[Problem] Check each line of the listing for the string "tone". Copy those where it appears.

[Data section]
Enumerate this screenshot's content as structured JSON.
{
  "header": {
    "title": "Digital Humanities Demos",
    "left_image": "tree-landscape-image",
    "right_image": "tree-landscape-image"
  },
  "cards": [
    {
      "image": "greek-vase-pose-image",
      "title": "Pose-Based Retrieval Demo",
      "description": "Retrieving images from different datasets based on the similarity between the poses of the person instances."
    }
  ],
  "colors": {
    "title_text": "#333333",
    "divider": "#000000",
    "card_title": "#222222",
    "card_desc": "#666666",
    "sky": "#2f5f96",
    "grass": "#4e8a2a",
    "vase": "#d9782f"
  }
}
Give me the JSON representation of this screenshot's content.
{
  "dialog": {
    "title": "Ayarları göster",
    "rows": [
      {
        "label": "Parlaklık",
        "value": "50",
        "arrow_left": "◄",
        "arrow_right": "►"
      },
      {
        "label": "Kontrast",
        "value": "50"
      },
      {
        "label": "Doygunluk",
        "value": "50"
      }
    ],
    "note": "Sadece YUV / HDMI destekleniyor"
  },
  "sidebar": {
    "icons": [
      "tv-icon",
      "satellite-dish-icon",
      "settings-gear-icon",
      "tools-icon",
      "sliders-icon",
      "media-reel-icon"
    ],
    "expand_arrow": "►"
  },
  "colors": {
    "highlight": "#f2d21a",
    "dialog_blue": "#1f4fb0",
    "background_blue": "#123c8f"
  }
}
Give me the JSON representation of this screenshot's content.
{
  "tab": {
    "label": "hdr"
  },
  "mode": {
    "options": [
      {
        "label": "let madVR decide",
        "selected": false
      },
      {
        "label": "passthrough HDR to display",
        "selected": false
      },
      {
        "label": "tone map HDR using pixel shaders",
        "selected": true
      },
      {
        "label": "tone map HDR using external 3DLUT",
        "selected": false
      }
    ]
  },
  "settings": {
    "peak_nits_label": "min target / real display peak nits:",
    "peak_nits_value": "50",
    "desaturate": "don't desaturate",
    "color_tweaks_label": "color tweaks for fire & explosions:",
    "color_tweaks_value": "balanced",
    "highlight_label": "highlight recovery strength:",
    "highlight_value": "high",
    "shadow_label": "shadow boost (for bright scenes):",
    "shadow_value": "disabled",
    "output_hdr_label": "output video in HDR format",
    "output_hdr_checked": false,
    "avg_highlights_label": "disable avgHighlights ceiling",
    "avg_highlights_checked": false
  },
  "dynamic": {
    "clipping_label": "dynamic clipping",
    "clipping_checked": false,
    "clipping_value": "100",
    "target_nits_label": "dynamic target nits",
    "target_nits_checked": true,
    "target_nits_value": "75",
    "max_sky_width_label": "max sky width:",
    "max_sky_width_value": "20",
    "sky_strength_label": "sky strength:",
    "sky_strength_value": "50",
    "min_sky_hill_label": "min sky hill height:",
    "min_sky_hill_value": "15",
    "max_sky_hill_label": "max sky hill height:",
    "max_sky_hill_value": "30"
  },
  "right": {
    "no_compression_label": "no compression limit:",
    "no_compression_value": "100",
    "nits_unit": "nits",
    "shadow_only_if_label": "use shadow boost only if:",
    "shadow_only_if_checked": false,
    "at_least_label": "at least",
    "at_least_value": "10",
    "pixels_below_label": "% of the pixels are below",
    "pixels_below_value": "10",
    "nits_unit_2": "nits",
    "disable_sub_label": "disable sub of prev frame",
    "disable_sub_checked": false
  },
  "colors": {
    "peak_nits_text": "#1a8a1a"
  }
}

[Solution]
        "label": "tone map HDR using pixel shaders",
        "label": "tone map HDR using external 3DLUT",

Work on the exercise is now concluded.